The year of the FreedomBox
I am involved in developing something coined as the FreedomBox.
Explaining it to my mum the other day, she wisely asks if it, albeit clearly an exciting challenge we've picked, really is doable? Surely the World has gone sour, but is such radical change even possible?
Annoying question! And clever
For some years, tech media has tried predict when Linux have reached momentum for ordinary users. That current or next year was to become the Year of the Linux Desktop. Funny thing, seen in restrospect, is how "the year" kept being postponed, and when finally OLPC paved the way for the boom of Netbooks and arguably we got there, the World had moved on: Now Free Sofware is as common and as usable on desktops as commercially driven systems. It is taken for granted, not praised, and we look forward for the Next Big Challenge (as geeks) or Next Big Excitement (as users).

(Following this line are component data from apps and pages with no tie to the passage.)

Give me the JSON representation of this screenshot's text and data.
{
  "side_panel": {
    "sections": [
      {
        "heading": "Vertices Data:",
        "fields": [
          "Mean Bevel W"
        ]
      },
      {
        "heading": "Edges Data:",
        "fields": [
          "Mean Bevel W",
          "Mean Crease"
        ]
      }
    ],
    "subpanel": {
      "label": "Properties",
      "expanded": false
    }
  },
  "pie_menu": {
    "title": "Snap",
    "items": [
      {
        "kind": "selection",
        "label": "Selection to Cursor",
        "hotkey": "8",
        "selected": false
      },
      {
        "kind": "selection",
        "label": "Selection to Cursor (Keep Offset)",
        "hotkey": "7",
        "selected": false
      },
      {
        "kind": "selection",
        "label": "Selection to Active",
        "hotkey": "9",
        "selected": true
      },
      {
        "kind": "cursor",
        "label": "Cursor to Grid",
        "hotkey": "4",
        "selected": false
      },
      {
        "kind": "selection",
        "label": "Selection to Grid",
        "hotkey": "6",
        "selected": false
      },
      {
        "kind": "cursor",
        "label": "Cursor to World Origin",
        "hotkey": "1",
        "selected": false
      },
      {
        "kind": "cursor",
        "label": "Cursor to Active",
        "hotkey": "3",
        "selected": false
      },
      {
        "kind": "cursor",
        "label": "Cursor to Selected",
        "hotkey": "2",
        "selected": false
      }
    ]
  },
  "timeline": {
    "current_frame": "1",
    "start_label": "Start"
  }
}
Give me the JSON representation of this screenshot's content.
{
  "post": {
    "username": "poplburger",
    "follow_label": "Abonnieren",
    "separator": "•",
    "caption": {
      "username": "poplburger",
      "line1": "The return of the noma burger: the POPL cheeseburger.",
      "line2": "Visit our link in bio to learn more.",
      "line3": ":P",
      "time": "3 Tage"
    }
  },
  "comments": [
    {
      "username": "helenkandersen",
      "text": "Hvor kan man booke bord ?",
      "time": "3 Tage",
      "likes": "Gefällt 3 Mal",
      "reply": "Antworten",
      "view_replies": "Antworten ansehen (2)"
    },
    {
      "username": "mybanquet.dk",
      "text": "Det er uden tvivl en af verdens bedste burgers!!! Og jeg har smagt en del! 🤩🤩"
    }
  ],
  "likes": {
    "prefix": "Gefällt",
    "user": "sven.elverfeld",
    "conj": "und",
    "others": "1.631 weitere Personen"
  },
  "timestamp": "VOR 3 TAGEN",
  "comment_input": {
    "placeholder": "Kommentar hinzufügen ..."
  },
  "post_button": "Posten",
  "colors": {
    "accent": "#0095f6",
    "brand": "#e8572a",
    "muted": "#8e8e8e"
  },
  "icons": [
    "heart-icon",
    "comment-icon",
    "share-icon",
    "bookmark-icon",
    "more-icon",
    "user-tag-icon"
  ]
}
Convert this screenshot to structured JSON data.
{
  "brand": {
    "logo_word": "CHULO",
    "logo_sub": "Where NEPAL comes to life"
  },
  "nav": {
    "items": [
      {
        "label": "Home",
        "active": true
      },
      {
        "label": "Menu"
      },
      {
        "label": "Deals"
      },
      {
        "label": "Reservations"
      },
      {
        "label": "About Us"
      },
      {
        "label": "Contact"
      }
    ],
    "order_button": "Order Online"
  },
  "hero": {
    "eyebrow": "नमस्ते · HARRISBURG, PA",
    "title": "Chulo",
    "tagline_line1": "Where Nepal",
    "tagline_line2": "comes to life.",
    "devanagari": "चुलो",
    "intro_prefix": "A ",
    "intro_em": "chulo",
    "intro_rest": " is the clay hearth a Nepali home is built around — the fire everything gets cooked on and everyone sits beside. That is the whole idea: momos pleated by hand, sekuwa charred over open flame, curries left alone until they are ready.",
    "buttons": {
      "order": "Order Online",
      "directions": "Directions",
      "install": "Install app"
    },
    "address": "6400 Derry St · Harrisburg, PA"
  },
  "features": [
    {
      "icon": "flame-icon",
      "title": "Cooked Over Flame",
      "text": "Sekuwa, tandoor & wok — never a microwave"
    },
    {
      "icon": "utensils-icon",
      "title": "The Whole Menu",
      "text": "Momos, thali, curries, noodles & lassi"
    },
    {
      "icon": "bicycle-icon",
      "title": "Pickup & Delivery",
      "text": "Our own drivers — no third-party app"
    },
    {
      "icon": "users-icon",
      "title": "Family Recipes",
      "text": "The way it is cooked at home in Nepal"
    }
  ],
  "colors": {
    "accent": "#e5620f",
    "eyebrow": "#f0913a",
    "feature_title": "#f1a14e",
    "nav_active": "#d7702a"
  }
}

Perhaps a similar fate is to be expected for FreedomBox: Initially when sparking our interest, and repeatedly since although we still today have nothing concrete to show - indeed even before we started hacking on it or knew the name of our dreams - our Prophet declared the Year of the FreedomBox. Not explicitly, but the cleverly phrased "right now."
I am excited and proud to be working on FreedomBox, and foolishly hope it will be ready for worldwide consumption in a very recent "right now" - well aware that most likely it won't happen like that. Thing is, I don't really care how it happens, if only something does. This is due to the way we work: Hacking may appear from outside as larger projects, but really is juggling piles of small pieces for an eternal jigsaw puzzle, with each piece usable in multiple ways and across projects. I do not work only on FreedomBox, just as I did not work only on Sugar before that, or only with Debian as my platform:
I work on Freedom-enabling technologies and ways to frame them for the Real World to use them with a vengeance.
I sure hope you take the results for granted. That's true success!